In our previous post looking at great interior design for unusual spaces we explored the popularity of bike cafes. This week we are examining another clever combination of an activity with a coffee shop: the repair cafe. If you run a mending or repair business and want to up your income and attract new customers, adding a cafe space might be just the solution. And if your coffee shop is feeling a bit tired and needs a new spark, why not consider focussing it around what seems to be a growing trend?
So what exactly is a repair cafe?
Springing up all around the world, repair cafes are often part of the repaircafe.org umbrella group. This website offers advice on how to set up your own repair cafe, as well as how to find one near you. Venues (often community hubs, but also cafes) hold a monthly repair cafe where customers can bring electrical equipment and household objects that need fixing, and learn how to repair them. The idea is based around creating a more sustainable approach to consumption – throwing away less stuff, and mending things where possible. Some venues also host tool libraries and skills workshops to encourage people to hone their DIY and repair skills.
If this appeals to you, how do you turn your existing space into a repair cafe?
In terms of the interior design this would depend on whether you are converting an existing cafe or turning a community or retail space into a coffee shop with repair facilities. For existing cafes you need to consider installing a workbench where customers can work, and that is easily accessible by the person overseeing or advising them. There will be tools, wires and a fair bit of mess, so allocate a separate area of your cafe if you can – perhaps an awkward back room or basement.
Bespoke cafe tables might be a good option here, ensuring you can get the quality and durability you’ll need if they are being used as more than just eating and drinking surfaces. Lighting will need to be good so people can see what they are doing, so consider angled lamps as well as overhead lighting in areas where the repairs will be happening. Keep the whole space flowing by using table and bar positioning to allow your staff and customers to move comfortably around the cafe.

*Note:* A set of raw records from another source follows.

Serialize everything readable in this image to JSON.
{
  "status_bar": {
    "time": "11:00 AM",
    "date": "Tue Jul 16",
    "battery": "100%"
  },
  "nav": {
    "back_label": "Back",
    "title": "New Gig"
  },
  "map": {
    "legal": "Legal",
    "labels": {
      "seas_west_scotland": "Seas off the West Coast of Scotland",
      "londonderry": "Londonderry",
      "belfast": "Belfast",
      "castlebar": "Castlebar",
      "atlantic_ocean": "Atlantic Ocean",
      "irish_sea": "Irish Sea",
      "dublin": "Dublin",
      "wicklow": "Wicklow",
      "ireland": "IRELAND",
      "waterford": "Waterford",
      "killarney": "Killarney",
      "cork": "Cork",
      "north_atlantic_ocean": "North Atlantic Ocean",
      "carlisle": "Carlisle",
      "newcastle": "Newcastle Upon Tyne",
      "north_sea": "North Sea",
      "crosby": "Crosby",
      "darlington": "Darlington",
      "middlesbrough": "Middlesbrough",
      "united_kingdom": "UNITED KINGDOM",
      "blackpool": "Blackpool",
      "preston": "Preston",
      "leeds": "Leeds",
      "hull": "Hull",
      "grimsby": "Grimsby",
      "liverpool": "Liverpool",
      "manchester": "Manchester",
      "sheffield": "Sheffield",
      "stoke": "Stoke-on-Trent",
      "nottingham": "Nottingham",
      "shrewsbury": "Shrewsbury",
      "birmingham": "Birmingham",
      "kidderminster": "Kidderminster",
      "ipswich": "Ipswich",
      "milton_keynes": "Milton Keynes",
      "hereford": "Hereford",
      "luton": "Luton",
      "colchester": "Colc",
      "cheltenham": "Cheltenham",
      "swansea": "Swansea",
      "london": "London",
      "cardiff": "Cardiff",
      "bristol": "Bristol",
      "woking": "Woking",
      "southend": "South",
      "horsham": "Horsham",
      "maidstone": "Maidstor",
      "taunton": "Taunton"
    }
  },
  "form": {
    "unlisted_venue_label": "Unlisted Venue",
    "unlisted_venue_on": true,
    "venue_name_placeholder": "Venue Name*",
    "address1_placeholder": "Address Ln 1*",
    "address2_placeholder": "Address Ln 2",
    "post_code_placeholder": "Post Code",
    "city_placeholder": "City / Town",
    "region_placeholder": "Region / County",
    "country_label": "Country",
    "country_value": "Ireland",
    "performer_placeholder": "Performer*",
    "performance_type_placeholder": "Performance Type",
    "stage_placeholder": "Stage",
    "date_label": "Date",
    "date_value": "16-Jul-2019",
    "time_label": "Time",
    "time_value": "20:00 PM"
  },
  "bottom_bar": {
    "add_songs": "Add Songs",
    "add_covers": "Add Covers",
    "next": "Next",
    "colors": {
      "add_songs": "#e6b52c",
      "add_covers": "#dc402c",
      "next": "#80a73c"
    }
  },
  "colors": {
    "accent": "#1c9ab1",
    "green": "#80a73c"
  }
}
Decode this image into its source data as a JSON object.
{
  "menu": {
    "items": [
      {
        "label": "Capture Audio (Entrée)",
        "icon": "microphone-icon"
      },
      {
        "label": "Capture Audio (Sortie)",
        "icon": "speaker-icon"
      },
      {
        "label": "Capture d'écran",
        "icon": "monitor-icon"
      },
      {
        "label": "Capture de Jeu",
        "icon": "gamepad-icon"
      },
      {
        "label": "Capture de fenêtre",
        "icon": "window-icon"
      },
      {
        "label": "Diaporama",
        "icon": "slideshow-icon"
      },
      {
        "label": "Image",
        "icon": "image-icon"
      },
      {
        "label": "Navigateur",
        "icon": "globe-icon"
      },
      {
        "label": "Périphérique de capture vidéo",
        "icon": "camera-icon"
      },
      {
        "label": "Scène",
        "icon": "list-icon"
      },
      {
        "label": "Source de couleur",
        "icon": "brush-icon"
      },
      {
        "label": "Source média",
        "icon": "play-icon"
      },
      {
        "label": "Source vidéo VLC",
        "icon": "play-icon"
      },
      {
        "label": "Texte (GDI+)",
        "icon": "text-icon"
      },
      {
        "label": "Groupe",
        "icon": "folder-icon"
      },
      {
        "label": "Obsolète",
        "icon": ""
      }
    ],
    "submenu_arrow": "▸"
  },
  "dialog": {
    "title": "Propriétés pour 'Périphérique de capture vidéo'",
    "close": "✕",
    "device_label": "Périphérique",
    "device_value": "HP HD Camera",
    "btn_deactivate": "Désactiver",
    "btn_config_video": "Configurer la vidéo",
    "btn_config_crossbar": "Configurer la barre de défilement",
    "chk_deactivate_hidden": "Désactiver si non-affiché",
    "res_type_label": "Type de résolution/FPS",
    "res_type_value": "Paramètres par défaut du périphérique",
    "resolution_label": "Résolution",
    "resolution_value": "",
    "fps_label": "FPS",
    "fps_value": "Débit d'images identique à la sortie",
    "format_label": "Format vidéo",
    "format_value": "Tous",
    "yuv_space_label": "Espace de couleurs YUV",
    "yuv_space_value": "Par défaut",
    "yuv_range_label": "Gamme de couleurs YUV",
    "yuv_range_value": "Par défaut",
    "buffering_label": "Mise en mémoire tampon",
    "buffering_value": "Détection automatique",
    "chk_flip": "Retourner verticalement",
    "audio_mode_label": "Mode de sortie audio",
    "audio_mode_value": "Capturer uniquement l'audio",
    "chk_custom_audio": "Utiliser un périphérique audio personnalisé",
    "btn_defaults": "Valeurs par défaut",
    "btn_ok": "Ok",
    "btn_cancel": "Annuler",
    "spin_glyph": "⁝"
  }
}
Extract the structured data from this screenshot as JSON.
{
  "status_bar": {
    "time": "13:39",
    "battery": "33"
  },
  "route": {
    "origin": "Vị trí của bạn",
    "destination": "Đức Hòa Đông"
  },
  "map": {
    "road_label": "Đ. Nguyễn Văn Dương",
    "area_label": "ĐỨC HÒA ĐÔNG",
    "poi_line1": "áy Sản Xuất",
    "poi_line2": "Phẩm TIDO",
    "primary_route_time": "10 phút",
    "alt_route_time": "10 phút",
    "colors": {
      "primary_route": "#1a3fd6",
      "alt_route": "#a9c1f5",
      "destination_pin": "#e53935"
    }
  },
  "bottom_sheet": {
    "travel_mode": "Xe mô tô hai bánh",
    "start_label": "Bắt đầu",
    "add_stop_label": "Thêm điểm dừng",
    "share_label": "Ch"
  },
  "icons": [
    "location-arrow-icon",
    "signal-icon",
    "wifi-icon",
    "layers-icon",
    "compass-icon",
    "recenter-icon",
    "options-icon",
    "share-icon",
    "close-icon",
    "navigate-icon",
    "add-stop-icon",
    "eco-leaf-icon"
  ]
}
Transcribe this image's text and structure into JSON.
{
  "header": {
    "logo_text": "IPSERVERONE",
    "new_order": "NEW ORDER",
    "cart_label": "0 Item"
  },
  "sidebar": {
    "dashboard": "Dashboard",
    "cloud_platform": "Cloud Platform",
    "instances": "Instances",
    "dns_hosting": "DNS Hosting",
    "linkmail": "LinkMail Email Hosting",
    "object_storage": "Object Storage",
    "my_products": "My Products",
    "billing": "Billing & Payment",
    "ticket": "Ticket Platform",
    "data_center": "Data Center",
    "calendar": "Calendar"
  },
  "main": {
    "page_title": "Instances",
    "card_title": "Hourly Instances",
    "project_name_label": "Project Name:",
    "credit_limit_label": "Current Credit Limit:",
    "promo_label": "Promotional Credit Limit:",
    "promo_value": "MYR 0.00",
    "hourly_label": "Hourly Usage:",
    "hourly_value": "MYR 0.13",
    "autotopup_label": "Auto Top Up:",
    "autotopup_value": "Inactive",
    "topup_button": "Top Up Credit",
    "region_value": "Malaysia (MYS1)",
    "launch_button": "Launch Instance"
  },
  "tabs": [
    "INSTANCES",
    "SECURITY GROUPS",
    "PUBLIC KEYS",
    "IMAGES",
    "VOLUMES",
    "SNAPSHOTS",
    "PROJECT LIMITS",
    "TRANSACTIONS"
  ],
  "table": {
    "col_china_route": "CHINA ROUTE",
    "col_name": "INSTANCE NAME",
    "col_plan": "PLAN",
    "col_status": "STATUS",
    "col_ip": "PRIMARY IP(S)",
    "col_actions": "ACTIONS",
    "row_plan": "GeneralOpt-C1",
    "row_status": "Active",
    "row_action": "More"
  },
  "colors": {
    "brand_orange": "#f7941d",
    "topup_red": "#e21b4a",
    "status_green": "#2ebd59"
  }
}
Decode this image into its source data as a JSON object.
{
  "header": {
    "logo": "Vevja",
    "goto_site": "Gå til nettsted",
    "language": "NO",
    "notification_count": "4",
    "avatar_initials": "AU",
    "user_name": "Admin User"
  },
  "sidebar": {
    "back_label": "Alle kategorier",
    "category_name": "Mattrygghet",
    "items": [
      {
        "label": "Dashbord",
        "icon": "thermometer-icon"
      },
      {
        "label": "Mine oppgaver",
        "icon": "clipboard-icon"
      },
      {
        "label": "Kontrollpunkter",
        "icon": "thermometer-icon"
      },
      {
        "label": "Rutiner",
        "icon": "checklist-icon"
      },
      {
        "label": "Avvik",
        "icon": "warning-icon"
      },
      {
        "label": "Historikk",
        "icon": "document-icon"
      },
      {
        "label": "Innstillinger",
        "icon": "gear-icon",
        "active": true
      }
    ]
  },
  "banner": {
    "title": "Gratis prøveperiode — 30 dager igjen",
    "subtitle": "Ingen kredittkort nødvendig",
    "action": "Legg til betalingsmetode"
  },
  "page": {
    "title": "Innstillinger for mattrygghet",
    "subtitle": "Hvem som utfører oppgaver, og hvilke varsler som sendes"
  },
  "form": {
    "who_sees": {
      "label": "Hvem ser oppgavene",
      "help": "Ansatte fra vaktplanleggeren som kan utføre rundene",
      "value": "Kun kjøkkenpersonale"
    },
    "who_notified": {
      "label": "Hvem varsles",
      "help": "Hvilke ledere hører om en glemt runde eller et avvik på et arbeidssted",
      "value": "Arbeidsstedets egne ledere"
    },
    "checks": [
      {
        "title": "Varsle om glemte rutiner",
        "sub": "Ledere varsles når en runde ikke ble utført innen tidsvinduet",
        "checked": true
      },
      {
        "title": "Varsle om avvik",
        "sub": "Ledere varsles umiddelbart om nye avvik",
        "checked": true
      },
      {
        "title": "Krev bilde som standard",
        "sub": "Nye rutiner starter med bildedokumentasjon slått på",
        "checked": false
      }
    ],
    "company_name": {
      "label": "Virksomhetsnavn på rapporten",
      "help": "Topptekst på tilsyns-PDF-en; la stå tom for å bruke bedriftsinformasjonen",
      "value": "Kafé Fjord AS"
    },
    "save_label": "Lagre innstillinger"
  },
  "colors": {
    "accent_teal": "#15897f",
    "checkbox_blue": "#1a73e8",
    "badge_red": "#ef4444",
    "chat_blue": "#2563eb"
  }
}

For a space that isn’t currently used as a coffee shop, you’ll need to start with working out how many tables you can comfortably fit in, what shape and size they’ll be, and whether you want fixed or moveable seating, or a combination of both. The food preparation and bar area needs to be optimally placed to display your products and brand message, as well as being easily accessible and near the necessary utilities. Choose a mixture of overhead lighting and lamps to make sure people can properly see to make their repairs. Allow space for a workbench or shared workspace which is separate from the main seating area. If you are hosting a tool library you need to find a storage place that’s accessible but not on show so you can keep things tidy.
Make the most of the uniqueness of what you’re offering in your branding and social media presence, tapping into the sustainability and transition-town market, as well as encouraging local people to give it a go. Ensure that you sell excellent food and drink so people will choose to come on the days when you aren’t running the repair workshops. Involve local artisans and tradespeople wherever possible so you can use their word-of-mouth contacts to get people talking about what you’re doing. Think about hosting out-of-hours specialised skills workshops.
If designing the interior of your repair cafe feels like a daunting task, get in touch and see how we can help fix it.